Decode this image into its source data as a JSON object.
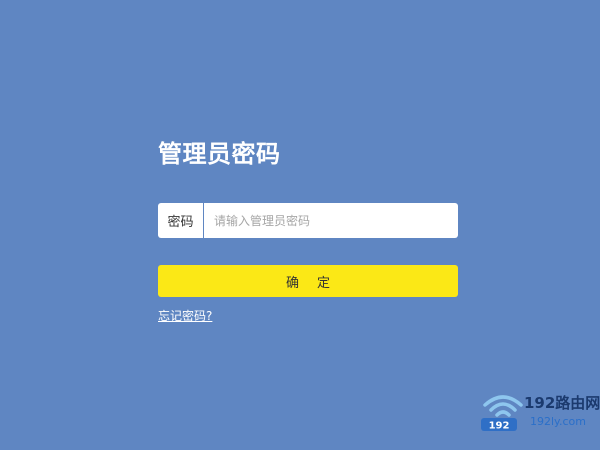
{
  "page": {
    "title": "管理员密码"
  },
  "password_field": {
    "label": "密码",
    "placeholder": "请输入管理员密码",
    "value": ""
  },
  "confirm_button": {
    "label": "确定"
  },
  "forgot_link": {
    "label": "忘记密码?"
  },
  "watermark": {
    "logo_text": "192路由网",
    "badge_text": "192",
    "domain": "192ly.com"
  },
  "colors": {
    "background": "#5f86c2",
    "button": "#fbe816",
    "text_light": "#ffffff"
  }
}
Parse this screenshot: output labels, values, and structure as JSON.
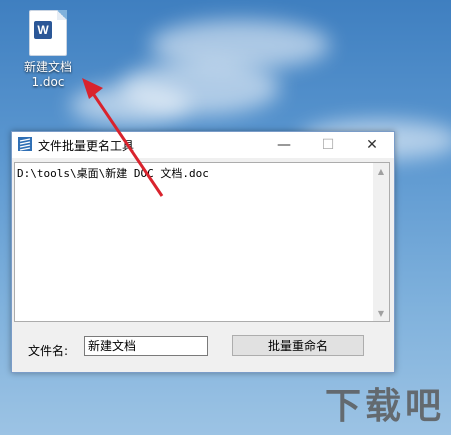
{
  "desktop": {
    "file_icon": {
      "badge": "W",
      "label_line1": "新建文档",
      "label_line2": "1.doc"
    }
  },
  "window": {
    "title": "文件批量更名工具",
    "controls": {
      "minimize": "—",
      "maximize": "☐",
      "close": "✕"
    },
    "file_list_text": "D:\\tools\\桌面\\新建 DOC 文档.doc",
    "filename_label": "文件名:",
    "filename_value": "新建文档",
    "rename_button": "批量重命名"
  },
  "watermark": "下载吧",
  "colors": {
    "accent": "#2b5797",
    "annotation_arrow": "#d9232d"
  }
}
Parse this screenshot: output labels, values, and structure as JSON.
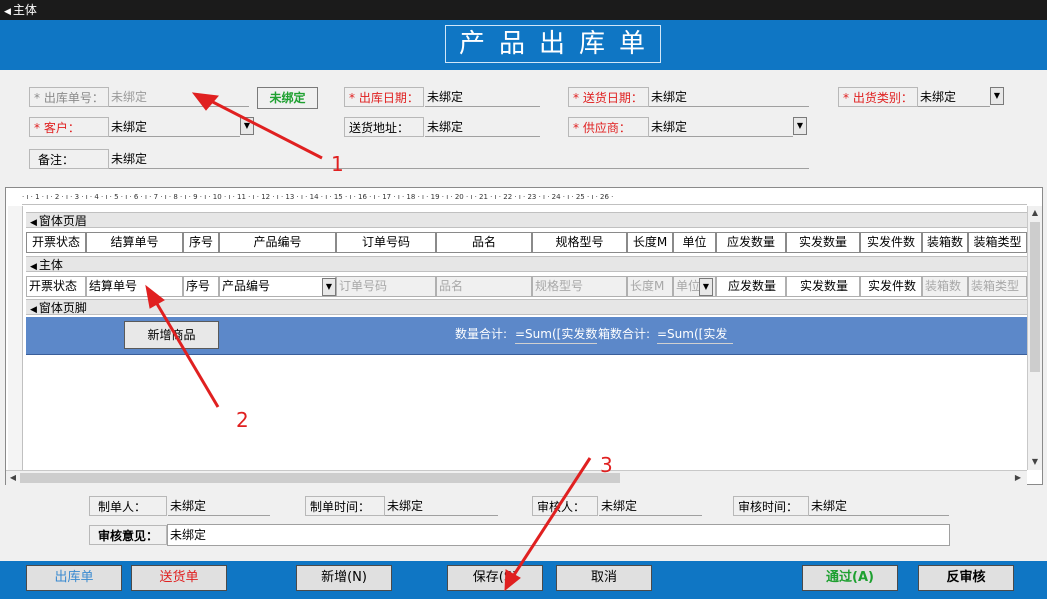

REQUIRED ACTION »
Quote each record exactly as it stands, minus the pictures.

SOLUTION TO THIS PROBLEM »
Decode this image into its source data as a JSON object.
{
  "page": {
    "title": "管理员密码"
  },
  "password_field": {
    "label": "密码",
    "placeholder": "请输入管理员密码",
    "value": ""
  },
  "confirm_button": {
    "label": "确定"
  },
  "forgot_link": {
    "label": "忘记密码?"
  },
  "watermark": {
    "logo_text": "192路由网",
    "badge_text": "192",
    "domain": "192ly.com"
  },
  "colors": {
    "background": "#5f86c2",
    "button": "#fbe816",
    "text_light": "#ffffff"
  }
}
Parse this screenshot: output labels, values, and structure as JSON.
{
  "desktop": {
    "file_icon": {
      "badge": "W",
      "label_line1": "新建文档",
      "label_line2": "1.doc"
    }
  },
  "window": {
    "title": "文件批量更名工具",
    "controls": {
      "minimize": "—",
      "maximize": "☐",
      "close": "✕"
    },
    "file_list_text": "D:\\tools\\桌面\\新建 DOC 文档.doc",
    "filename_label": "文件名:",
    "filename_value": "新建文档",
    "rename_button": "批量重命名"
  },
  "watermark": "下载吧",
  "colors": {
    "accent": "#2b5797",
    "annotation_arrow": "#d9232d"
  }
}
Parse this screenshot: output labels, values, and structure as JSON.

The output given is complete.